**EXERCISE BRIEF**
Write the records out again, precisely as they stand.

**SOURCE DATA**
+ + + + + + +
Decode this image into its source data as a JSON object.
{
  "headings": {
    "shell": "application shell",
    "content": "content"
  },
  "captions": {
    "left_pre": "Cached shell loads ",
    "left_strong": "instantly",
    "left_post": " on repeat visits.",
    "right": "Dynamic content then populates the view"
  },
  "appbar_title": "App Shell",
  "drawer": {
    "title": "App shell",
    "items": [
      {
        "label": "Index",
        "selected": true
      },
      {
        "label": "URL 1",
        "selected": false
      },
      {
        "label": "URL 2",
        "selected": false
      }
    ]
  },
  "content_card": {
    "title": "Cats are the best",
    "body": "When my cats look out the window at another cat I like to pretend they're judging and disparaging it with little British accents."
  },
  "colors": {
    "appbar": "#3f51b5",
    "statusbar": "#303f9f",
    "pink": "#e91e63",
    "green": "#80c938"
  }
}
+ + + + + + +
**RESPONSE AREA**
Decode this image into its source data as a JSON object.
{
  "headings": {
    "shell": "application shell",
    "content": "content"
  },
  "captions": {
    "left_pre": "Cached shell loads ",
    "left_strong": "instantly",
    "left_post": " on repeat visits.",
    "right": "Dynamic content then populates the view"
  },
  "appbar_title": "App Shell",
  "drawer": {
    "title": "App shell",
    "items": [
      {
        "label": "Index",
        "selected": true
      },
      {
        "label": "URL 1",
        "selected": false
      },
      {
        "label": "URL 2",
        "selected": false
      }
    ]
  },
  "content_card": {
    "title": "Cats are the best",
    "body": "When my cats look out the window at another cat I like to pretend they're judging and disparaging it with little British accents."
  },
  "colors": {
    "appbar": "#3f51b5",
    "statusbar": "#303f9f",
    "pink": "#e91e63",
    "green": "#80c938"
  }
}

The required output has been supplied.